What needs to be done: Return the lines below that contain "JSON".

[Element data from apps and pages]

- Opening Delimiter -

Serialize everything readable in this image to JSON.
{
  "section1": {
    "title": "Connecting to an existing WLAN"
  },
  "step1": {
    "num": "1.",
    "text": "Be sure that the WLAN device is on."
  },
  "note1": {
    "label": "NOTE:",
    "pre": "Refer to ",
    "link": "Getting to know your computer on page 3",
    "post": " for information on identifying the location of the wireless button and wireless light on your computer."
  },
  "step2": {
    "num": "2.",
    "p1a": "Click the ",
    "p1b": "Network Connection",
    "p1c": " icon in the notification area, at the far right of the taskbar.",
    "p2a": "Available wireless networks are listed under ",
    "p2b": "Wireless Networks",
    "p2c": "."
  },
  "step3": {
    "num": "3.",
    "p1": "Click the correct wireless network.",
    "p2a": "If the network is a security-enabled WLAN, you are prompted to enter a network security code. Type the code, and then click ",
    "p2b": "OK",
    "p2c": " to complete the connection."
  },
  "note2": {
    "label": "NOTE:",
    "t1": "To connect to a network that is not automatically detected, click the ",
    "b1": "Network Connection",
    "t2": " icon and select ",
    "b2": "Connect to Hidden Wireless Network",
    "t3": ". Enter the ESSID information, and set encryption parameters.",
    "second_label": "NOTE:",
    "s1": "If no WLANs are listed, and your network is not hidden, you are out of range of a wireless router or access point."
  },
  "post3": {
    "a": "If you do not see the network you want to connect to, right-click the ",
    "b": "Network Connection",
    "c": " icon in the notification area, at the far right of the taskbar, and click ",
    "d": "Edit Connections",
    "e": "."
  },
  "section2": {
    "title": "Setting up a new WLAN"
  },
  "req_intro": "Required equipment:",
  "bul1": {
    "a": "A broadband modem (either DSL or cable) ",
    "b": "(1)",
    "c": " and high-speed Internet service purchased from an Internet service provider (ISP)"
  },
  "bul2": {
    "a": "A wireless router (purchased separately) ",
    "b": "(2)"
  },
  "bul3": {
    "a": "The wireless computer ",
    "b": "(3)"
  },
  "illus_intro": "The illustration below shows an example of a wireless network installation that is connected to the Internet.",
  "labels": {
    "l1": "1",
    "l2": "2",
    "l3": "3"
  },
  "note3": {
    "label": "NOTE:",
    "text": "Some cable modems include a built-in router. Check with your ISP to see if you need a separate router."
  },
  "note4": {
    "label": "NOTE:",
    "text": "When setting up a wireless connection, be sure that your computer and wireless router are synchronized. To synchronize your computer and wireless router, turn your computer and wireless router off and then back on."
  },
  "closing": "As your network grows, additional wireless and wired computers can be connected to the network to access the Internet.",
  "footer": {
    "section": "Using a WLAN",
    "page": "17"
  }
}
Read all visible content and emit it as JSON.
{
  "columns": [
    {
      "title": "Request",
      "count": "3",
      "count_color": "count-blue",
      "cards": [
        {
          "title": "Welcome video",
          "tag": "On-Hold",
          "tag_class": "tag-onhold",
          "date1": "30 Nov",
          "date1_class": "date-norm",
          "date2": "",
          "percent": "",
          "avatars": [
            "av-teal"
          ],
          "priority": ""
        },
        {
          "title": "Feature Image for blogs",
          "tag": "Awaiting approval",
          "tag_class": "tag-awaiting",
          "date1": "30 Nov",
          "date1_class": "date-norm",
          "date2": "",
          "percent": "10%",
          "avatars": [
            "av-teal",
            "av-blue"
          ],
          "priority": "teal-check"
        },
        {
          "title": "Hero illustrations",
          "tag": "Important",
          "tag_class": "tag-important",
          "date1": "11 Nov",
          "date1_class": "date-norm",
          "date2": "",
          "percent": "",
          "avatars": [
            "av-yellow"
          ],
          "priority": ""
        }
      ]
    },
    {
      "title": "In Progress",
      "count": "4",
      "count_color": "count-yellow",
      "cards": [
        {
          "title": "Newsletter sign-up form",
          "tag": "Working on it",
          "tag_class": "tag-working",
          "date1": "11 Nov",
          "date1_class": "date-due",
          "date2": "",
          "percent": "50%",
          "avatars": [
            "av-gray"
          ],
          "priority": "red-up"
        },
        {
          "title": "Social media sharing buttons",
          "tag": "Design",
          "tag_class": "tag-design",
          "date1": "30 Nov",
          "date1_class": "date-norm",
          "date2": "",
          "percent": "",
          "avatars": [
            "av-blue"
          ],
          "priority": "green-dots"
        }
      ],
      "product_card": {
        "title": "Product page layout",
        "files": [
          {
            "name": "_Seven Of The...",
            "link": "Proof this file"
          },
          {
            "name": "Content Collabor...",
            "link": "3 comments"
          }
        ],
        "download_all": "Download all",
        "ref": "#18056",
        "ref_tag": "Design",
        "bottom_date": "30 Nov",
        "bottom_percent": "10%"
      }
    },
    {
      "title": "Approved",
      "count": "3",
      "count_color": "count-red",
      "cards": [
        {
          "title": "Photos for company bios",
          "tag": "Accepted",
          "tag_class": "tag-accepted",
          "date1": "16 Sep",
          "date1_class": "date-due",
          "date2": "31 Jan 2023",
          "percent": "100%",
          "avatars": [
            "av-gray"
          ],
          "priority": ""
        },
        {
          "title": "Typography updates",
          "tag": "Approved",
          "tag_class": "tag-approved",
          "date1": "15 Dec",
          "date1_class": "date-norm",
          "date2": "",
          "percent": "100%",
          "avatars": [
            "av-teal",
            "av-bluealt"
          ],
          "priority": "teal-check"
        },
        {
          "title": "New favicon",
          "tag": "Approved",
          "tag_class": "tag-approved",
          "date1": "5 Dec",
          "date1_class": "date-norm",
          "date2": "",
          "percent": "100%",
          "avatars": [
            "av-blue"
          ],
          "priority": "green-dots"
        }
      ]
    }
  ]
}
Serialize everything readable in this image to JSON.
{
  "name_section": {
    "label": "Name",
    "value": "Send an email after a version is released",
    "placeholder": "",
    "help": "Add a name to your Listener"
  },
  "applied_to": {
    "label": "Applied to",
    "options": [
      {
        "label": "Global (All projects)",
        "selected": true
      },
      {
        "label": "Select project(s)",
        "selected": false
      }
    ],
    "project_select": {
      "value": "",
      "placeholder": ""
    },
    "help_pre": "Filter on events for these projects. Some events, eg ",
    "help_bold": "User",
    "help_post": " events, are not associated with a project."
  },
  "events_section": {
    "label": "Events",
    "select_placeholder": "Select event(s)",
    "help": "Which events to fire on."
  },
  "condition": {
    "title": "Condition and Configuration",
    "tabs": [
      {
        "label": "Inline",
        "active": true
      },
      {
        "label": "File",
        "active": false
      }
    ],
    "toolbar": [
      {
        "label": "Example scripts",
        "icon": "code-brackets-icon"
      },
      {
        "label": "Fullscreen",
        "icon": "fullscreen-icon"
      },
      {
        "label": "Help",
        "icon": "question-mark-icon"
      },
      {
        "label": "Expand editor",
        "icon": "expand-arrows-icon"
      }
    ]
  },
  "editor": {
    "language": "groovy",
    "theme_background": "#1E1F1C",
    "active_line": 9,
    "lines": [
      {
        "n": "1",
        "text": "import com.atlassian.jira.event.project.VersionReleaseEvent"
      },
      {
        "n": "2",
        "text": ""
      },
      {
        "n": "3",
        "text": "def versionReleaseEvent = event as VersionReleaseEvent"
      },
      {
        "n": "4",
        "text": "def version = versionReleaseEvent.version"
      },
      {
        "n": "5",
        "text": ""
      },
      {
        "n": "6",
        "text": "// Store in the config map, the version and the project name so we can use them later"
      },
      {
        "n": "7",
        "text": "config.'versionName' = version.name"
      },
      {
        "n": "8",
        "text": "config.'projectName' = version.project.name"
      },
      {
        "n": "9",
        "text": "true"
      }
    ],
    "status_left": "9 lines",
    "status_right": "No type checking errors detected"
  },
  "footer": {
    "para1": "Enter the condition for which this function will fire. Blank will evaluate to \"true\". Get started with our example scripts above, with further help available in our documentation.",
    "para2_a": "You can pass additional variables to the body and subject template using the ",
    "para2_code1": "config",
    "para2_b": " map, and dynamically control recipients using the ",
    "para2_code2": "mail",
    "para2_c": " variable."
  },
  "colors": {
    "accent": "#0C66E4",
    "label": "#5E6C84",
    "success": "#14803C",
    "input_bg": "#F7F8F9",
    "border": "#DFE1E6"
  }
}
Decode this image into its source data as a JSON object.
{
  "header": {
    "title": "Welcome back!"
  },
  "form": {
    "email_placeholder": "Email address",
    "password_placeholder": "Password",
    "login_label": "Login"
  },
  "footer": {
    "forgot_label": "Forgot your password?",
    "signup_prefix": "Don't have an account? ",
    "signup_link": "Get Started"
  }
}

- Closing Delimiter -

Response to the task:
Serialize everything readable in this image to JSON.
Read all visible content and emit it as JSON.
Serialize everything readable in this image to JSON.
Decode this image into its source data as a JSON object.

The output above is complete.